The History of Penally Abbey
The history of Penally Abbey Hotel is shrouded in mystery. In the hotel gardens stands St Deiniol’s Holy Well, thought to have healing properties ,and the ruins of a medieval chantry chapel. A picture of St Deiniol’s chapel, by the artist Charles Norris, hangs in The Library in Cardiff. Both the chapel and the village church can be found on the earliest map of Pembrokeshire at the Library of Wales in Aberystwyth.
In the 6th Century, St Teilo and a colony of saints lived here and it is believed that there was a monastery on the present site at that time. Penally, an important Christian settlement, was on the pilgrim’s trail to St David’s in North Pembrokeshire. A testament to this is the impressive early 10th Century Celtic Cross now found in Penally village church.

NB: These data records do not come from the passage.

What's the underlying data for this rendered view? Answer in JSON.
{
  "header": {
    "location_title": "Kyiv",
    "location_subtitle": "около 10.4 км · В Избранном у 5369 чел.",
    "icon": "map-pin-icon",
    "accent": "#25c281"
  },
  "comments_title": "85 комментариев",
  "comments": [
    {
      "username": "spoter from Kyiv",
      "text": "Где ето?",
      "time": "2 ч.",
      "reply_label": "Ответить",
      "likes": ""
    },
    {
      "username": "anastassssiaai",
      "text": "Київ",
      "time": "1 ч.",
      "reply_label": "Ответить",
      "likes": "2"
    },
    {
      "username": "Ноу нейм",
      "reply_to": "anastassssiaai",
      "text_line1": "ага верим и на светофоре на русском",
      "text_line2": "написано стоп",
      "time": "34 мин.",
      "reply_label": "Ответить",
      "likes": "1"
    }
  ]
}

In 1301 the advowson was given to the nuns of Aconbury, thereafter eight nuns and their prioress continued to occupy the rectory until the Dissolution of the Monasteries. After the adjuration of Papal Authority was signed in 1534, their lands and property was confiscated and seized by the Church of Wales. The land remained the property of the Church until the late 19th Century and the rector of Penally Church lived here until the new vicarage was built in the 1820’s.
Richard Fenton wrote in his journal. ‘Tour in Wales’ in 1803-1811......In a field about 200 yds to the north of the church are the remains of a building, which, from the form and position, I should take to have been a chantry chapel.
The house that the clergyman now lives in bears marks of having been a very dignified mansion, and of great extent, by portions of ruined walls in various directions and covering much ground.....
In the early 19th century the ruins of the chapel, with its Flemish Chimney and vaulted under-croft, became a fernery and later a Victorian folly.
Since the beginning of the 20th century , Penally Abbey Hotel, has been in private occupation. In 1916 the Jameson’s Whiskey family left the troubles in Ireland and stayed until 1925. Various military personnel lived here in the 30’s and 40’s and a short period in the 50’s it became a country club (the only place one could get a drink on a Sunday).
In 1985, Penally Abbey, was on the market again as a private house. The present owners fell madly in love with the beautifully proportioned rooms, ogee head doors, huge windows and wonderful views across the bay. They bought the house on a whim, and for the first ten years it was the family home, giving their children an idyllic Enid Blyton childhood. When weekend breaks became the rage in the 90’s they decided it had all the qualities of a small country house hotel, and have been running it as such ever since, cementing itself as one of the premiere Pembrokeshire hotels.